## [Data extract]
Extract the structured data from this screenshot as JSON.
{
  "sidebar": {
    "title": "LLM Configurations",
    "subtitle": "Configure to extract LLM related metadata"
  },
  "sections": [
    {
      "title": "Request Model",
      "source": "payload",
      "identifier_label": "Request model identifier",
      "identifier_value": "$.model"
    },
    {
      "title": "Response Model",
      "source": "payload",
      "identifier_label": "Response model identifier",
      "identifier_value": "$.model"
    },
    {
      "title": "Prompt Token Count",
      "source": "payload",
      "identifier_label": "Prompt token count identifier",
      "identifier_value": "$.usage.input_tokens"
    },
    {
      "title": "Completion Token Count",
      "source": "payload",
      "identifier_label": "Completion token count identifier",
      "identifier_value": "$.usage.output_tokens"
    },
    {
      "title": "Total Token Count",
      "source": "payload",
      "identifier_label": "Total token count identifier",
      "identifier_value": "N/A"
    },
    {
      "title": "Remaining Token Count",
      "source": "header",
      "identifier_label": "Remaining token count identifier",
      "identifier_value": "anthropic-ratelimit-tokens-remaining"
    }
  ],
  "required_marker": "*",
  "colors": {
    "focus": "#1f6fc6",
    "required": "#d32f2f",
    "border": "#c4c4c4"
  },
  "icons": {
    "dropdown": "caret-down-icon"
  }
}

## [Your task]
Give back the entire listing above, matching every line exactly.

## [Exercise response]
Extract the structured data from this screenshot as JSON.
{
  "sidebar": {
    "title": "LLM Configurations",
    "subtitle": "Configure to extract LLM related metadata"
  },
  "sections": [
    {
      "title": "Request Model",
      "source": "payload",
      "identifier_label": "Request model identifier",
      "identifier_value": "$.model"
    },
    {
      "title": "Response Model",
      "source": "payload",
      "identifier_label": "Response model identifier",
      "identifier_value": "$.model"
    },
    {
      "title": "Prompt Token Count",
      "source": "payload",
      "identifier_label": "Prompt token count identifier",
      "identifier_value": "$.usage.input_tokens"
    },
    {
      "title": "Completion Token Count",
      "source": "payload",
      "identifier_label": "Completion token count identifier",
      "identifier_value": "$.usage.output_tokens"
    },
    {
      "title": "Total Token Count",
      "source": "payload",
      "identifier_label": "Total token count identifier",
      "identifier_value": "N/A"
    },
    {
      "title": "Remaining Token Count",
      "source": "header",
      "identifier_label": "Remaining token count identifier",
      "identifier_value": "anthropic-ratelimit-tokens-remaining"
    }
  ],
  "required_marker": "*",
  "colors": {
    "focus": "#1f6fc6",
    "required": "#d32f2f",
    "border": "#c4c4c4"
  },
  "icons": {
    "dropdown": "caret-down-icon"
  }
}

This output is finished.